To understand what is written, the reader must group the words together in the way intended by the writer; and in doing this he can receive assistance in various ways. Partly by the inflection of the words; partly by their arrangement; partly also by punctuation. As to inflection, we see in Latin an adjective and a substantive standing together, yet differing in gender, in number, or in case; and we know that the adjective does not qualify the substantive. But English has not the numerous inflections of Latin. More scrupulous care therefore is needed in the arrangement of words in order to bring together in position such as are connected in meaning. Yet this is not always enough. Except in the very simplest sentences there are generally several arrangements which are grammatically possible; and, though all save one may be absurd in meaning, the reader may waver for a moment before the absurdity strikes him. Some artificial aid is thus needed to prevent him from thinking of any arrangement but the right one. There is no fault, for instance, to be found with the arrangement of the following words, yet, printed without points, they form a mere puzzle:

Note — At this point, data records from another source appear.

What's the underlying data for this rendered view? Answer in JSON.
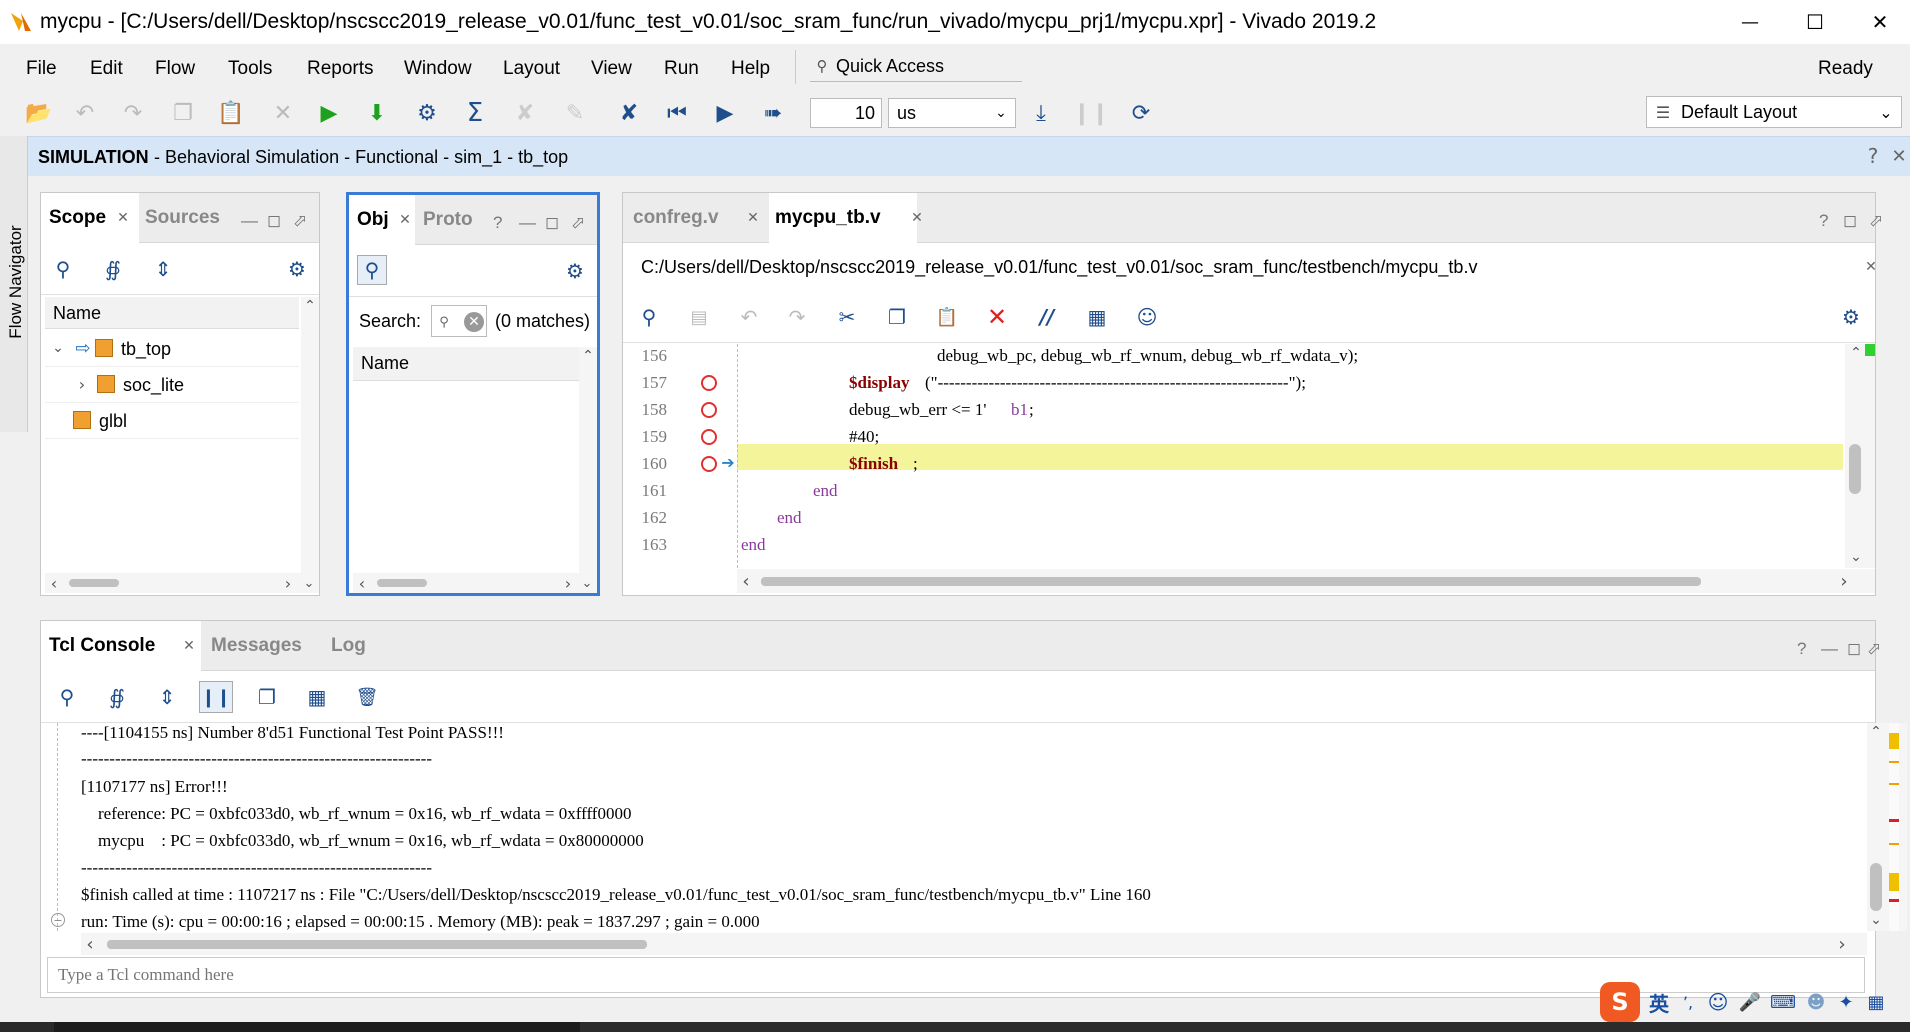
{
  "window": {
    "title": "mycpu - [C:/Users/dell/Desktop/nscscc2019_release_v0.01/func_test_v0.01/soc_sram_func/run_vivado/mycpu_prj1/mycpu.xpr] - Vivado 2019.2",
    "minimize": "—",
    "maximize": "☐",
    "close": "✕"
  },
  "menu": {
    "items": [
      "File",
      "Edit",
      "Flow",
      "Tools",
      "Reports",
      "Window",
      "Layout",
      "View",
      "Run",
      "Help"
    ],
    "quick_access": "Quick Access",
    "status": "Ready"
  },
  "toolbar": {
    "run_time_value": "10",
    "run_time_unit": "us",
    "layout": "Default Layout"
  },
  "simulation_bar": {
    "label": "SIMULATION",
    "detail": " - Behavioral Simulation - Functional - sim_1 - tb_top",
    "help": "?",
    "close": "✕"
  },
  "flow_navigator": {
    "label": "Flow Navigator"
  },
  "scope_panel": {
    "tabs": [
      "Scope",
      "Sources"
    ],
    "column": "Name",
    "tree": [
      "tb_top",
      "soc_lite",
      "glbl"
    ]
  },
  "objects_panel": {
    "tabs": [
      "Obj",
      "Proto"
    ],
    "search_label": "Search:",
    "matches": "(0 matches)",
    "column": "Name"
  },
  "editor": {
    "tabs": [
      "confreg.v",
      "mycpu_tb.v"
    ],
    "path": "C:/Users/dell/Desktop/nscscc2019_release_v0.01/func_test_v0.01/soc_sram_func/testbench/mycpu_tb.v",
    "lines": [
      {
        "num": "156",
        "text": "debug_wb_pc, debug_wb_rf_wnum, debug_wb_rf_wdata_v);"
      },
      {
        "num": "157",
        "kw": "$display",
        "text": "(\"--------------------------------------------------------------\");"
      },
      {
        "num": "158",
        "text": "debug_wb_err <= 1'",
        "lit": "b1",
        "tail": ";"
      },
      {
        "num": "159",
        "text": "#40;"
      },
      {
        "num": "160",
        "kw": "$finish",
        "text": ";"
      },
      {
        "num": "161",
        "kwp": "end"
      },
      {
        "num": "162",
        "kwp": "end"
      },
      {
        "num": "163",
        "kwp": "end"
      }
    ]
  },
  "console": {
    "tabs": [
      "Tcl Console",
      "Messages",
      "Log"
    ],
    "lines": [
      "----[1104155 ns] Number 8'd51 Functional Test Point PASS!!!",
      "--------------------------------------------------------------",
      "[1107177 ns] Error!!!",
      "    reference: PC = 0xbfc033d0, wb_rf_wnum = 0x16, wb_rf_wdata = 0xffff0000",
      "    mycpu    : PC = 0xbfc033d0, wb_rf_wnum = 0x16, wb_rf_wdata = 0x80000000",
      "--------------------------------------------------------------",
      "$finish called at time : 1107217 ns : File \"C:/Users/dell/Desktop/nscscc2019_release_v0.01/func_test_v0.01/soc_sram_func/testbench/mycpu_tb.v\" Line 160",
      "run: Time (s): cpu = 00:00:16 ; elapsed = 00:00:15 . Memory (MB): peak = 1837.297 ; gain = 0.000"
    ],
    "input_placeholder": "Type a Tcl command here"
  },
  "ime": {
    "lang": "英"
  },
  "colors": {
    "accent_blue": "#3a7bd5",
    "highlight_line": "#f4f49a",
    "breakpoint_red": "#e03030",
    "keyword": "#8b0000"
  }
}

He had arrived already prepossessed with a strong feeling of the neglect which he had experienced from the Whigs his old friends however all of them appeared ravished to see him offered apologies for the mode in which they had treated him and caught at him as at a twig when they were drowning the influence of his talents they understood and were willing to see it thrown into the opposite scale.

Of course, with a little effort the meaning can be discovered; but if such a little effort had to be put forth in every page of a whole book, reading would become a serious task. By means of points, or "stops," we are spared much of this. The groups are presented ready-made to the eye; and the mind, bent on understanding the thought, is not distracted by having first to discover the connection of the words.

The reader's task is more difficult where two or more ways of grouping the words not only are grammatically possible, but lead each to a more or less intelligible meaning. As a rule he can find out from the context which way the writer meant him to take. One politician writes to another: "I ask you as the recognized leader of our party what you think of this measure;" and nobody accuses the writer of presumption. We might even pass over the following startling sentence without observing the reflection which it casts on a respectable body of men:

Hence he considered marriage with a modern political economist as dangerous.

But when we read that "the State may impose restrictions on the mothers of young children employed in factories," we may well have some doubt whether it is the mothers or the children who are employed in factories. And it would not be easy to give an answer, if we were asked to state the precise meaning of Gray's line:

And all the air a solemn stillness holds.

In longer and more involved sentences the risk of ambiguity is obviously much greater. Now by the judicious use of points ambiguous language can occasionally be made clear. "The mothers-of-young-children employed in factories" is no doubt a bold form, but it leaves us in no doubt as to the meaning....